• Provided entries
*** Block opens ***
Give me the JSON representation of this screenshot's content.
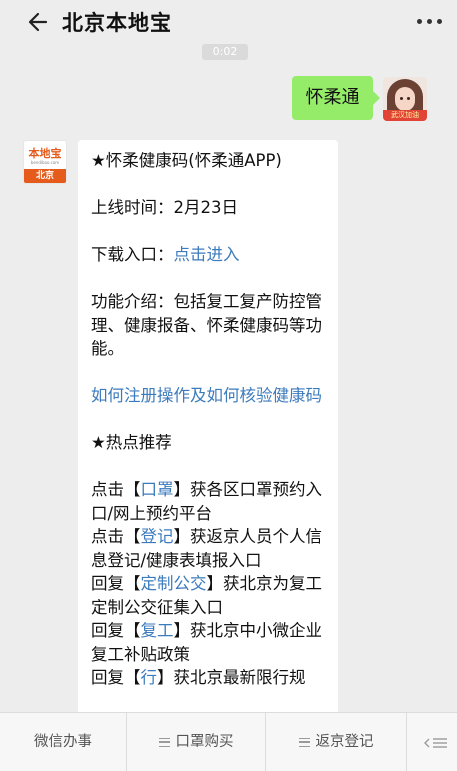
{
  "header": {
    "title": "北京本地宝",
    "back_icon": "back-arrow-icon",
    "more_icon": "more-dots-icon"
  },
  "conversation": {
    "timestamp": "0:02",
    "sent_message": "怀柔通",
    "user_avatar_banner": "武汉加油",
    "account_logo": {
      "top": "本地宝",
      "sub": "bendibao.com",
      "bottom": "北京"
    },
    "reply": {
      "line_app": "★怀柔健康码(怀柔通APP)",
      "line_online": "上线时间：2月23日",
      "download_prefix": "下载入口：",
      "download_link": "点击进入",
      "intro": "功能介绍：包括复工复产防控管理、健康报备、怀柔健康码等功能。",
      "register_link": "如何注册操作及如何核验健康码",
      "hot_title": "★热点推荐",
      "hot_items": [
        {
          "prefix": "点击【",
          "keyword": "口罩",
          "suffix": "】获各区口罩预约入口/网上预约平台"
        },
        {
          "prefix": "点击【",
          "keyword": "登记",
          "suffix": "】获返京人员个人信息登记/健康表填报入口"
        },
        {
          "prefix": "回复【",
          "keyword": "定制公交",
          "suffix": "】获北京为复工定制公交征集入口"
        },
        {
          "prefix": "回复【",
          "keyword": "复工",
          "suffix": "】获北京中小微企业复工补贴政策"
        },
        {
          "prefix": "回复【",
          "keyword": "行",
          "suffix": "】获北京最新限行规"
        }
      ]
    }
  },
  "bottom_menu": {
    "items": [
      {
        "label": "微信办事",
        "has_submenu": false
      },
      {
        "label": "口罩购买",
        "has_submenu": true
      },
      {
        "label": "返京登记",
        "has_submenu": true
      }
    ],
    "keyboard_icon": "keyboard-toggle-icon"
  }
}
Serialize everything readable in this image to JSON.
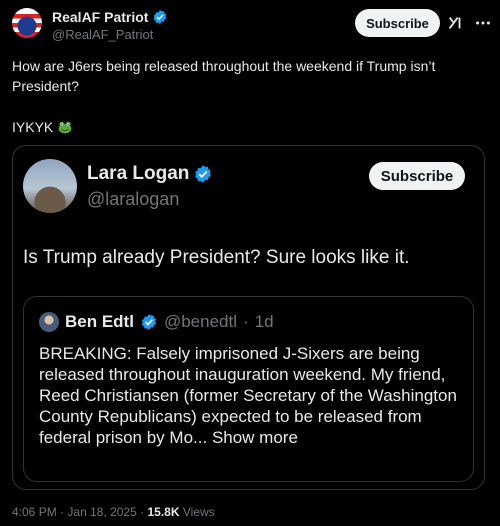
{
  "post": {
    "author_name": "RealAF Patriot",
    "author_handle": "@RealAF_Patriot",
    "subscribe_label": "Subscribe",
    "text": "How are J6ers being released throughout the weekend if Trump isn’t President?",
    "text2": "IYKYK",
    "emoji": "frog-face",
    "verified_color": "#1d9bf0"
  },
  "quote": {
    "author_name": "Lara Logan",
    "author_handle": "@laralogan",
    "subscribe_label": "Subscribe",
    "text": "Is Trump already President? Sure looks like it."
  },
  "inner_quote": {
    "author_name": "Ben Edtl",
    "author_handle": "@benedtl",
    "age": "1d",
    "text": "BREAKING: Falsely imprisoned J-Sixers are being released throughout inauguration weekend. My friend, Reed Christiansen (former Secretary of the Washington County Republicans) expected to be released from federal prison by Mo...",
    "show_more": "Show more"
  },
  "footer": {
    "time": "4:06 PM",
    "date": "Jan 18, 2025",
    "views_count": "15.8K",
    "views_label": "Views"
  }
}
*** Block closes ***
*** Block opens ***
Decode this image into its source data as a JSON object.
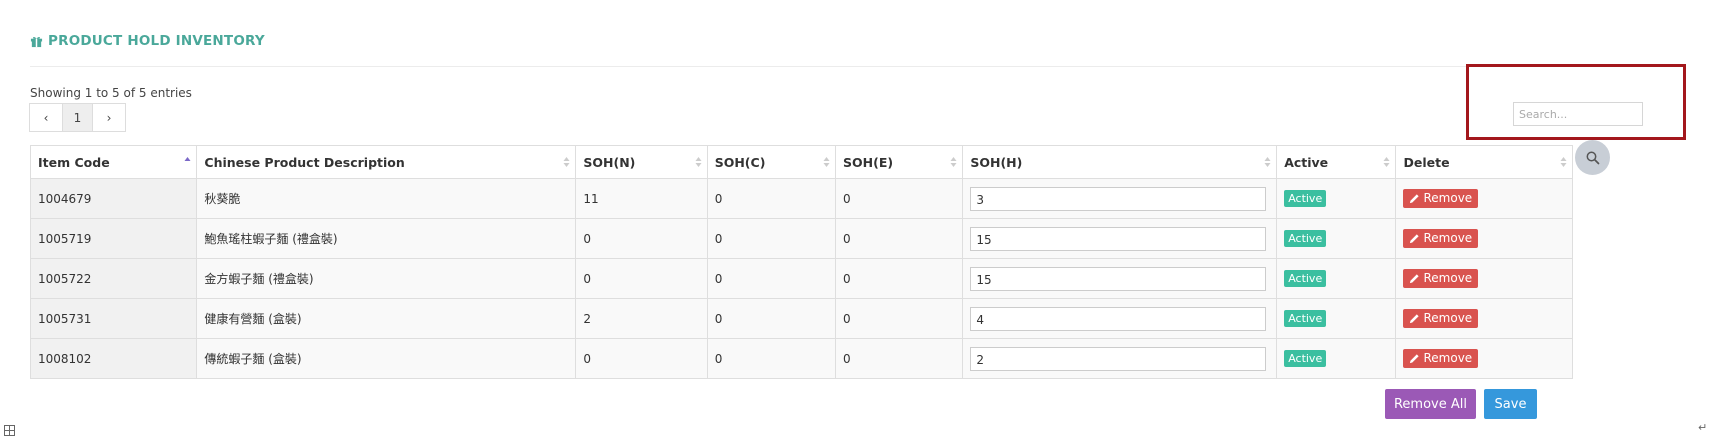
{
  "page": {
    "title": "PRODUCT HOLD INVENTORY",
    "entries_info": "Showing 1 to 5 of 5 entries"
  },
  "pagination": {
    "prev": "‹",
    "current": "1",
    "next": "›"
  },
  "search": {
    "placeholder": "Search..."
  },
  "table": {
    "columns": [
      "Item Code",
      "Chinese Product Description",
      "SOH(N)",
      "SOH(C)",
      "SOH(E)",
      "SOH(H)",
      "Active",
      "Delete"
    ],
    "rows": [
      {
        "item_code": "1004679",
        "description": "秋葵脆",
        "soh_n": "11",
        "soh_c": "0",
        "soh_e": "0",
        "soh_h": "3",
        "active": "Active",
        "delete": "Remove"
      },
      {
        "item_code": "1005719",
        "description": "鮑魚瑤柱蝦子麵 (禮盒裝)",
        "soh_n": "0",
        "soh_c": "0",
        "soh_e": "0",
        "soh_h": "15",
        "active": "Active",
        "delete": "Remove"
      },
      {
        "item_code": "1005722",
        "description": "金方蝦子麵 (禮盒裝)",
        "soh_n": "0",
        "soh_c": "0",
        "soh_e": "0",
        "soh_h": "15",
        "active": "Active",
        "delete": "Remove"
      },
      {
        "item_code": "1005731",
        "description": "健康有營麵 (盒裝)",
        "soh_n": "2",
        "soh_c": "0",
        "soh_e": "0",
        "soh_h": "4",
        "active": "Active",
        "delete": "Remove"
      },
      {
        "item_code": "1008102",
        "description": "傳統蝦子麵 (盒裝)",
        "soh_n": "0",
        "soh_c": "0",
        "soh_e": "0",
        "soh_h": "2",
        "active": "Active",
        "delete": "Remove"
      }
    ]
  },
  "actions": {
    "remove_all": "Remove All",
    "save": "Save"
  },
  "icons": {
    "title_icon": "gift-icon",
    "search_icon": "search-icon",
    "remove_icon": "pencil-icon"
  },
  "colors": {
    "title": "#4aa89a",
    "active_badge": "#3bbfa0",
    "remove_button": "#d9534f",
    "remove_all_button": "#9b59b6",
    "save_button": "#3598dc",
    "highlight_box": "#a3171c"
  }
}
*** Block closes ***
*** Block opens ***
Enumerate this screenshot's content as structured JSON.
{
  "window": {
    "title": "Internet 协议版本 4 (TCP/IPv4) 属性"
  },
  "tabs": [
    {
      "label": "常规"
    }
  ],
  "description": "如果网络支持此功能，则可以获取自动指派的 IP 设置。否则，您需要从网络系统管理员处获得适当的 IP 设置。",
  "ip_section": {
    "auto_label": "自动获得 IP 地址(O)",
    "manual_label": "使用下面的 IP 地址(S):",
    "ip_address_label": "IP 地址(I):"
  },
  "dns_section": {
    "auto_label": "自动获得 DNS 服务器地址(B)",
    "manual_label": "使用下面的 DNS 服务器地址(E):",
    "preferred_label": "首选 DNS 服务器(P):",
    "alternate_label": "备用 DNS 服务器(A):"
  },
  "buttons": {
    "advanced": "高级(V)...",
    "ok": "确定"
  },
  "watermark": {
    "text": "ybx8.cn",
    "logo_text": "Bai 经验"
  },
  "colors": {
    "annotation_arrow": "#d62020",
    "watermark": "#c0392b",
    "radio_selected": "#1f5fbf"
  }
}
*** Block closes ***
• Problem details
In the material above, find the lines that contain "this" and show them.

• Task result
Give me the JSON representation of this screenshot's content.
Serialize everything readable in this image to JSON.
Decode this image into its source data as a JSON object.
Enumerate this screenshot's content as structured JSON.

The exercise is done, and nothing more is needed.